Delegates from small Caribbean and African countries said the resolution was needed to force the IWC to take up its original mandate of managing whale hunts — not banning them altogether.

The resolution declares that the moratorium on commercial whaling was meant to be temporary and is no longer valid. Although most measures to overturn the ban require a 75 percent majority, the resolution would need a simple majority to pass.

Caribbean environmental and tourist groups rejected the resolution and released a competing one calling for whale conservation.

Both Japan and Iceland kill whales for scientific research — which critics call a sham — and sell the carcasses. Norway ignores the moratorium and openly conducts commercial whaling.

Caribbean leaders said a return to whaling would help them maintain food security by protecting fisheries from whales.

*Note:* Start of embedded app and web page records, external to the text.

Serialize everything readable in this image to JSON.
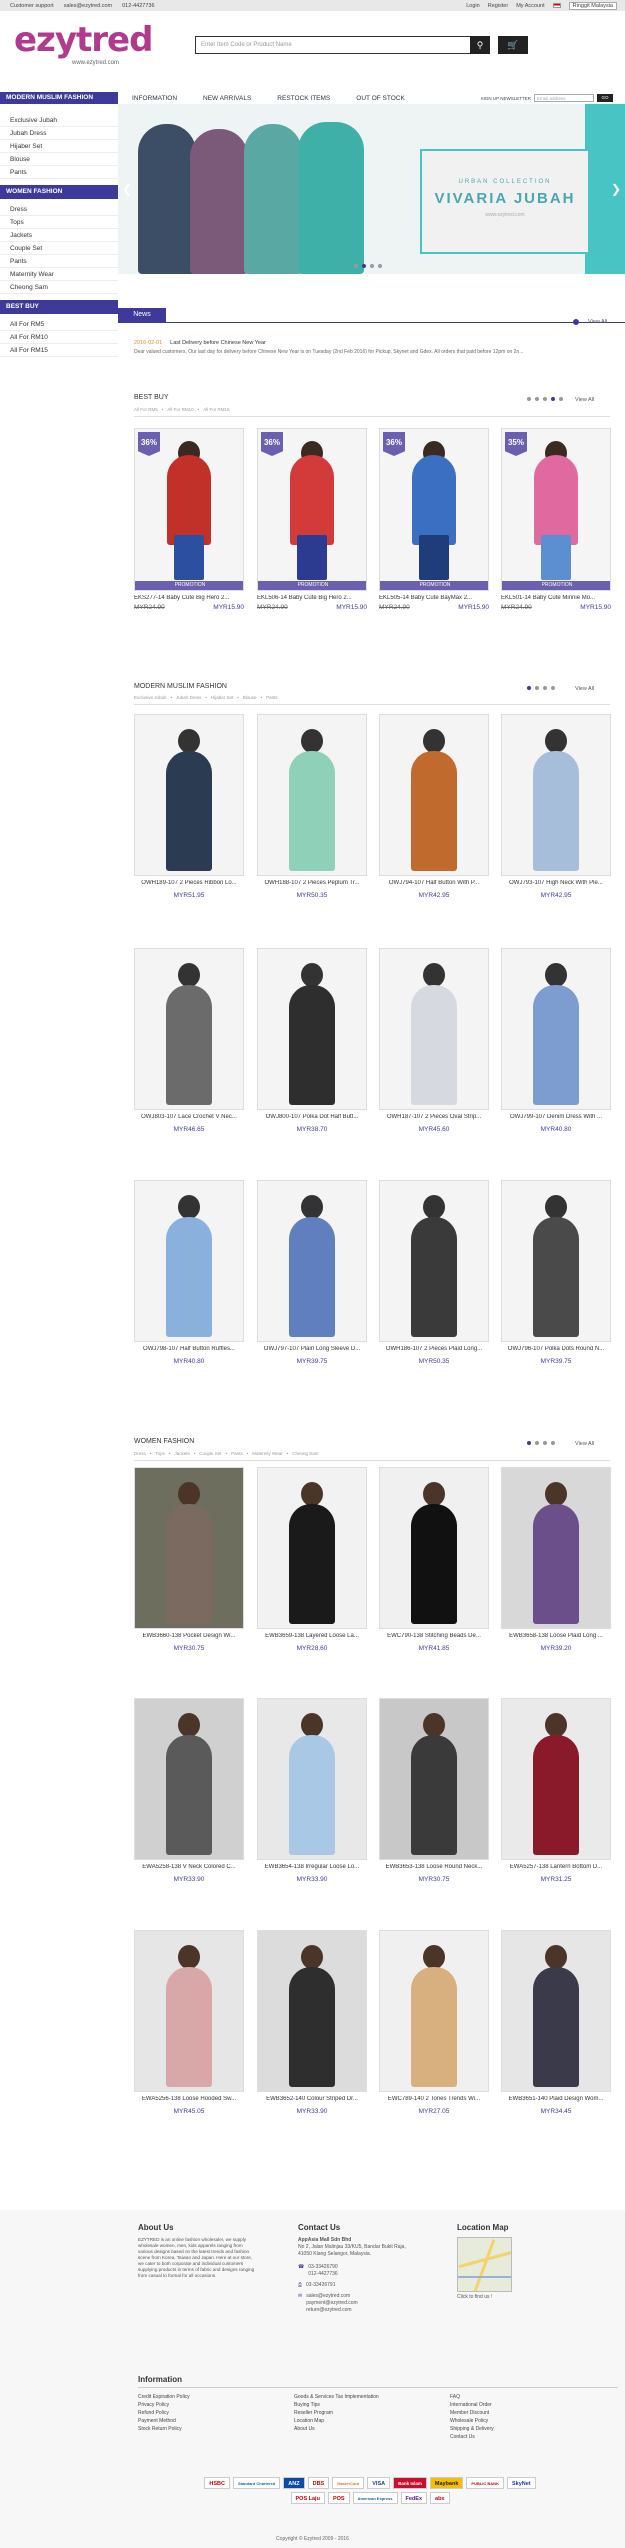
{
  "topbar": {
    "customer_support": "Customer support",
    "email": "sales@ezytred.com",
    "phone": "012-4427736",
    "login": "Login",
    "register": "Register",
    "my_account": "My Account",
    "currency": "Ringgit Malaysia"
  },
  "logo": {
    "text_a": "ezy",
    "text_b": "tred",
    "url": "www.ezytred.com"
  },
  "search": {
    "placeholder": "Enter Item Code or Product Name",
    "icon": "search-icon",
    "cart_icon": "cart-icon"
  },
  "nav": {
    "category_header": "MODERN MUSLIM FASHION",
    "menu": [
      "INFORMATION",
      "NEW ARRIVALS",
      "RESTOCK ITEMS",
      "OUT OF STOCK"
    ],
    "newsletter_label": "SIGN UP NEWSLETTER",
    "newsletter_placeholder": "Email address",
    "newsletter_button": "GO"
  },
  "sidebar": {
    "muslim": [
      "Exclusive Jubah",
      "Jubah Dress",
      "Hijaber Set",
      "Blouse",
      "Pants"
    ],
    "women_header": "WOMEN FASHION",
    "women": [
      "Dress",
      "Tops",
      "Jackets",
      "Couple Set",
      "Pants",
      "Maternity Wear",
      "Cheong Sam"
    ],
    "bestbuy_header": "BEST BUY",
    "bestbuy": [
      "All For RM5",
      "All For RM10",
      "All For RM15"
    ]
  },
  "hero": {
    "line1": "URBAN COLLECTION",
    "line2": "VIVARIA JUBAH",
    "line3": "www.ezytred.com",
    "accent": "#48c4c4"
  },
  "news": {
    "tab": "News",
    "view_all": "View All",
    "date": "2016-02-01",
    "headline": "Last Delivery before Chinese New Year",
    "desc": "Dear valued customers,   Our last day for delivery before Chinese New Year is on Tuesday (2nd Feb 2016) for Pickup, Skynet and Gdex. All orders that paid before 12pm on 2n..."
  },
  "best_buy": {
    "title": "BEST BUY",
    "tabs": [
      "All For RM5",
      "All For RM10",
      "All For RM15"
    ],
    "view_all": "View All",
    "items": [
      {
        "name": "EKS277-14 Baby Cute Big Hero 2...",
        "old": "MYR24.90",
        "new": "MYR15.90",
        "discount": "36%",
        "promo": "PROMOTION"
      },
      {
        "name": "EKL506-14 Baby Cute Big Hero 2...",
        "old": "MYR24.90",
        "new": "MYR15.90",
        "discount": "36%",
        "promo": "PROMOTION"
      },
      {
        "name": "EKL505-14 Baby Cute BayMax 2...",
        "old": "MYR24.90",
        "new": "MYR15.90",
        "discount": "36%",
        "promo": "PROMOTION"
      },
      {
        "name": "EKL501-14 Baby Cute Minnie Mo...",
        "old": "MYR24.90",
        "new": "MYR15.90",
        "discount": "35%",
        "promo": "PROMOTION"
      }
    ]
  },
  "muslim_section": {
    "title": "MODERN MUSLIM FASHION",
    "tabs": [
      "Exclusive Jubah",
      "Jubah Dress",
      "Hijaber Set",
      "Blouse",
      "Pants"
    ],
    "view_all": "View All",
    "items": [
      {
        "name": "OWH189-107 2 Pieces Ribbon Lo...",
        "price": "MYR51.95"
      },
      {
        "name": "OWH188-107 2 Pieces Peplum Tr...",
        "price": "MYR50.35"
      },
      {
        "name": "OWJ794-107 Half Button With P...",
        "price": "MYR42.95"
      },
      {
        "name": "OWJ793-107 High Neck With Ple...",
        "price": "MYR42.95"
      },
      {
        "name": "OWJ803-107 Lace Crochet V Nec...",
        "price": "MYR46.65"
      },
      {
        "name": "OWJ800-107 Polka Dot Half Butt...",
        "price": "MYR38.70"
      },
      {
        "name": "OWH187-107 2 Pieces Oval Strip...",
        "price": "MYR45.60"
      },
      {
        "name": "OWJ799-107 Denim Dress With ...",
        "price": "MYR40.80"
      },
      {
        "name": "OWJ798-107 Half Button Ruffles...",
        "price": "MYR40.80"
      },
      {
        "name": "OWJ797-107 Plain Long Sleeve D...",
        "price": "MYR39.75"
      },
      {
        "name": "OWH186-107 2 Pieces Plaid Long...",
        "price": "MYR50.35"
      },
      {
        "name": "OWJ796-107 Polka Dots Round N...",
        "price": "MYR39.75"
      }
    ]
  },
  "women_section": {
    "title": "WOMEN FASHION",
    "tabs": [
      "Dress",
      "Tops",
      "Jackets",
      "Couple Set",
      "Pants",
      "Maternity Wear",
      "Cheong Sam"
    ],
    "view_all": "View All",
    "items": [
      {
        "name": "EWB3660-138 Pocket Design Wi...",
        "price": "MYR30.75"
      },
      {
        "name": "EWB3659-138 Layered Loose La...",
        "price": "MYR28.60"
      },
      {
        "name": "EWC790-138 Stitching Beads De...",
        "price": "MYR41.85"
      },
      {
        "name": "EWB3658-138 Loose Plaid Long ...",
        "price": "MYR39.20"
      },
      {
        "name": "EWA5258-138 V Neck Colored C...",
        "price": "MYR33.90"
      },
      {
        "name": "EWB3654-138 Irregular Loose Lo...",
        "price": "MYR33.90"
      },
      {
        "name": "EWB3653-138 Loose Round Neck...",
        "price": "MYR30.75"
      },
      {
        "name": "EWA5257-138 Lantern Bottom D...",
        "price": "MYR31.25"
      },
      {
        "name": "EWA5256-138 Loose Hooded Sw...",
        "price": "MYR45.05"
      },
      {
        "name": "EWB3652-140 Colour Striped Dr...",
        "price": "MYR33.90"
      },
      {
        "name": "EWC789-140 2 Tones Trends Wi...",
        "price": "MYR27.05"
      },
      {
        "name": "EWB3651-140 Plaid Design Wom...",
        "price": "MYR34.45"
      }
    ]
  },
  "footer": {
    "about_title": "About Us",
    "about_text": "EZYTRED is an online fashion wholesaler, we supply wholesale women, men, kids apparels ranging from various designs based on the latest trends and fashion scene from Korea, Taiwan and Japan. Here at our store, we cater to both corporate and individual customers supplying products in terms of fabric and designs ranging from casual to formal for all occasions.",
    "contact_title": "Contact Us",
    "company": "AppAsia Mall Sdn Bhd",
    "address": "No 2, Jalan Malinjau 33/KU5, Bandar Bukit Raja, 41050 Klang Selangor, Malaysia.",
    "phone1": "03-33426790",
    "phone2": "012-4427736",
    "fax": "03-33426791",
    "emails": [
      "sales@ezytred.com",
      "payment@ezytred.com",
      "return@ezytred.com"
    ],
    "map_title": "Location Map",
    "map_link": "Click to find us !",
    "info_title": "Information",
    "col1": [
      "Credit Expiration Policy",
      "Privacy Policy",
      "Refund Policy",
      "Payment Method",
      "Stock Return Policy"
    ],
    "col2": [
      "Goods & Services Tax Implementation",
      "Buying Tips",
      "Reseller Program",
      "Location Map",
      "About Us"
    ],
    "col3": [
      "FAQ",
      "International Order",
      "Member Discount",
      "Wholesale Policy",
      "Shipping & Delivery",
      "Contact Us"
    ],
    "payments": [
      "HSBC",
      "Standard Chartered",
      "ANZ",
      "DBS",
      "MasterCard",
      "VISA",
      "Bank Islam",
      "Maybank",
      "PUBLIC BANK",
      "SkyNet",
      "POS Laju",
      "POS",
      "American Express",
      "FedEx",
      "abx"
    ],
    "copyright": "Copyright © Ezytred 2009 - 2016"
  }
}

"We're dealing with an ecosystem where whales are on top of the food chain," added Daven Joseph, an IWC delegate from the Caribbean nation of St. Kitts and Nevis.

Pro-whaling nations often argue that whales should be culled to protect fish stocks.

"That's like blaming woodpeckers for deforestation," said Vassili Papastavrou, a whale biologist for the International Fund for Animal Welfare. "The real issue is overfishing, not whales."

Hery Coulibaly, an IWC delegate from the African country of Mali, said his vote for responsible whaling is consistent with positions his nation takes on sustainable hunting at the United Nations and other international organizations.

The resolution — drafted by St. Kitts, St. Lucia, St. Vincent, Grenada, Dominica and Antigua — was signed by 30 mostly developing countries. Norway, Iceland, Japan and the Russia have also signed it.

Environmental groups have accused developing nations of voting with Japan in return for money for fisheries projects — which Japan and those countries have repeatedly denied.

Caribbean tourism officials have said they are concerned that their countries' support of whaling might lead travelers to boycott the region.

"Such threats are tantamount to economic terrorism," said Joanne Massiah, Food Production and Marine Resources Minister for the Caribbean nation of Antigua and Barbuda.

The five-day meeting of the International Whaling Commission runs through Tuesday in the Caribbean island of St. Kitts.